**App and web page records:**
========

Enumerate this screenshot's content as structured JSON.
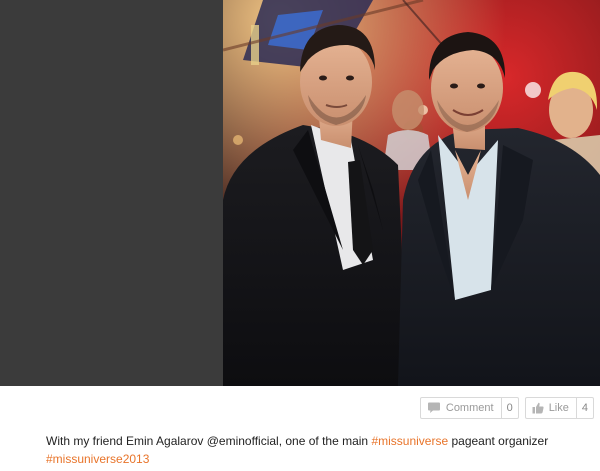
{
  "post": {
    "caption": {
      "text_before": "With my friend Emin Agalarov @eminofficial, one of the main ",
      "hashtag_1": "#missuniverse",
      "text_middle": " pageant organizer ",
      "hashtag_2": "#missuniverse2013"
    },
    "actions": {
      "comment_label": "Comment",
      "comment_count": "0",
      "like_label": "Like",
      "like_count": "4"
    }
  },
  "colors": {
    "hashtag": "#e8742a",
    "media_background": "#3b3b3b",
    "button_text": "#9a9a9a"
  },
  "icons": {
    "comment": "speech-bubble-icon",
    "like": "thumbs-up-icon"
  }
}
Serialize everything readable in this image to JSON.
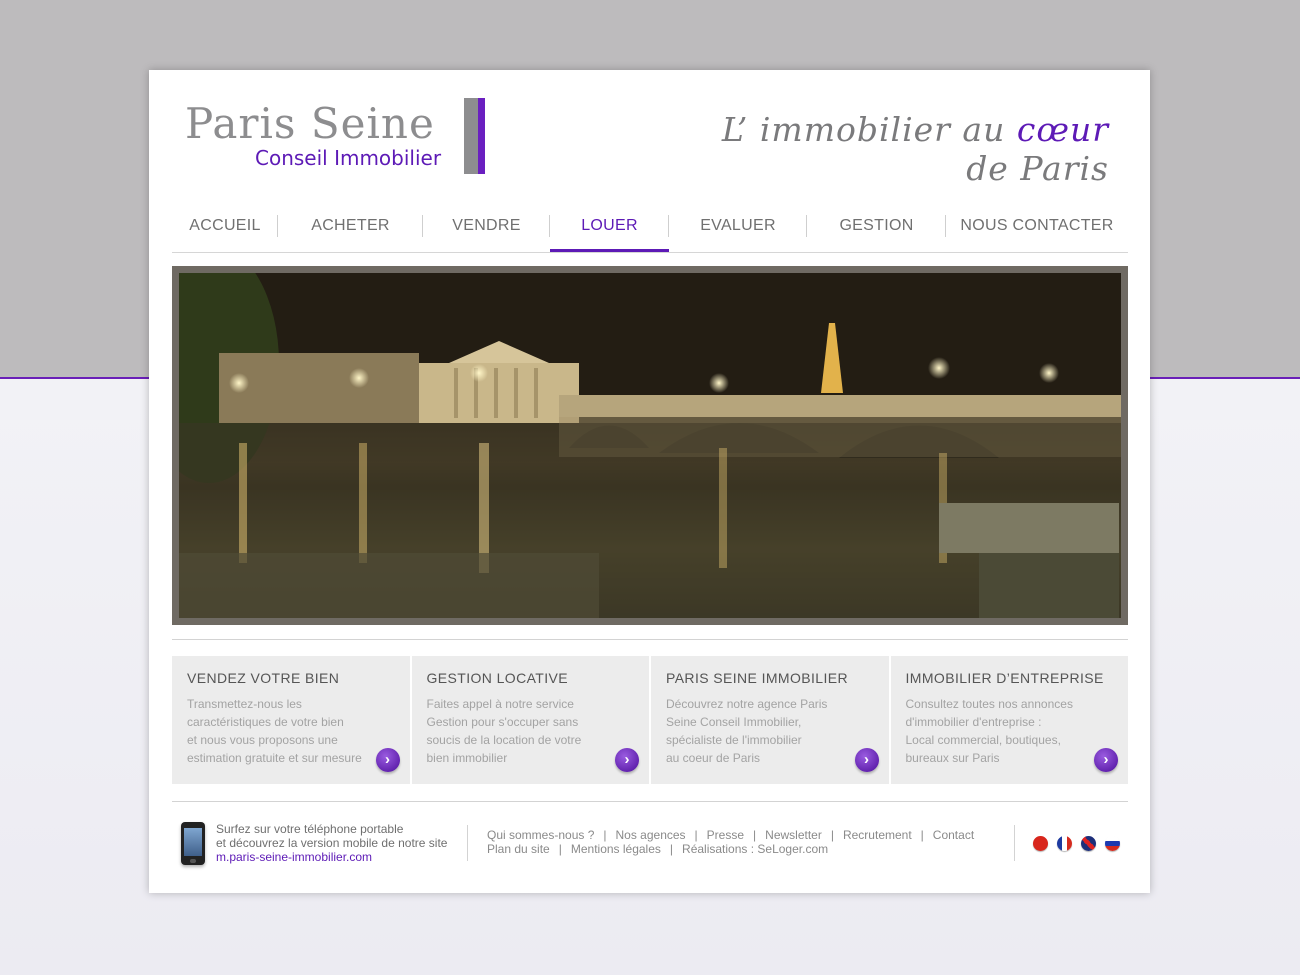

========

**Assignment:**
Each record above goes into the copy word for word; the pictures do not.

**Response area:**
Enumerate this screenshot's content as structured JSON.
{
  "post": {
    "caption": {
      "text_before": "With my friend Emin Agalarov @eminofficial, one of the main ",
      "hashtag_1": "#missuniverse",
      "text_middle": " pageant organizer ",
      "hashtag_2": "#missuniverse2013"
    },
    "actions": {
      "comment_label": "Comment",
      "comment_count": "0",
      "like_label": "Like",
      "like_count": "4"
    }
  },
  "colors": {
    "hashtag": "#e8742a",
    "media_background": "#3b3b3b",
    "button_text": "#9a9a9a"
  },
  "icons": {
    "comment": "speech-bubble-icon",
    "like": "thumbs-up-icon"
  }
}
Serialize everything readable in this image to JSON.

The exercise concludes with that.